## RECORDS PROVIDED
==================================================

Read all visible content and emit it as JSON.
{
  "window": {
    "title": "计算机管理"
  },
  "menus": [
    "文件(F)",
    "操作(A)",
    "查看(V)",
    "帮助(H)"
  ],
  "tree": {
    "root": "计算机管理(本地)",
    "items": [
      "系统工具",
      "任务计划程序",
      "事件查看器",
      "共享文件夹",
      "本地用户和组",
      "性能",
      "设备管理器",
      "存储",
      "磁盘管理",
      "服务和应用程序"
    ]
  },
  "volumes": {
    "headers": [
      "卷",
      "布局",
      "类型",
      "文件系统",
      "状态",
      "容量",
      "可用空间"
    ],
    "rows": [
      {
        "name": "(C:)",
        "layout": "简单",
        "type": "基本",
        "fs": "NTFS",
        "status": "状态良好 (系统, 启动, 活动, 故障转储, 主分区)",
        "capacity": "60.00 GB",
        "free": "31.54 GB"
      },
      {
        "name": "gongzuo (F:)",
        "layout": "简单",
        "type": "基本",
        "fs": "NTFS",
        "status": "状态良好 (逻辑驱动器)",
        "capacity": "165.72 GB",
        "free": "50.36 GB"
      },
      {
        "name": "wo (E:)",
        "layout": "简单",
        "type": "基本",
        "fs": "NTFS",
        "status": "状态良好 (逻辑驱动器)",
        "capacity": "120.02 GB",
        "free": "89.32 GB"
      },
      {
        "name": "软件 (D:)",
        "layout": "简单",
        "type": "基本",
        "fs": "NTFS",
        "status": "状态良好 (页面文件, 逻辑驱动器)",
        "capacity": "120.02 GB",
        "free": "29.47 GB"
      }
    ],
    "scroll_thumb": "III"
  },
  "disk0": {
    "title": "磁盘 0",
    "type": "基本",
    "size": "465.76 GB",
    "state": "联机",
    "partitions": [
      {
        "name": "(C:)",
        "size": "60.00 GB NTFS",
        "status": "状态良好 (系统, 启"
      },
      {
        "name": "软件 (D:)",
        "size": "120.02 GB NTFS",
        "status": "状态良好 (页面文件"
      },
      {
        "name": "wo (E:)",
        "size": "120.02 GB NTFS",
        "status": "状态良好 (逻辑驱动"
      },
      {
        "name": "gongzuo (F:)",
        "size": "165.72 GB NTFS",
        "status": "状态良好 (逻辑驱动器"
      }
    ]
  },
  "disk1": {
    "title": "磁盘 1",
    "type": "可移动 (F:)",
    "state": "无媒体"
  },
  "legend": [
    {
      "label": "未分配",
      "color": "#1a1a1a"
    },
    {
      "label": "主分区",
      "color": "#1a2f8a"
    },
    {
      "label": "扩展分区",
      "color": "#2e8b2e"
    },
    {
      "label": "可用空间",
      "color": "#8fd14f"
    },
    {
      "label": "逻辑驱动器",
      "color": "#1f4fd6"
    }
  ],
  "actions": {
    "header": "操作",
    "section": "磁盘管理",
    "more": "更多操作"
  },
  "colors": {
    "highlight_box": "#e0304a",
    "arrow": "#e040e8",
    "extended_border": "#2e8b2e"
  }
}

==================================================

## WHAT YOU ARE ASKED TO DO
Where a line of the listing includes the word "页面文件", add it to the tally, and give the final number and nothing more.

## COMPLETED TASK
2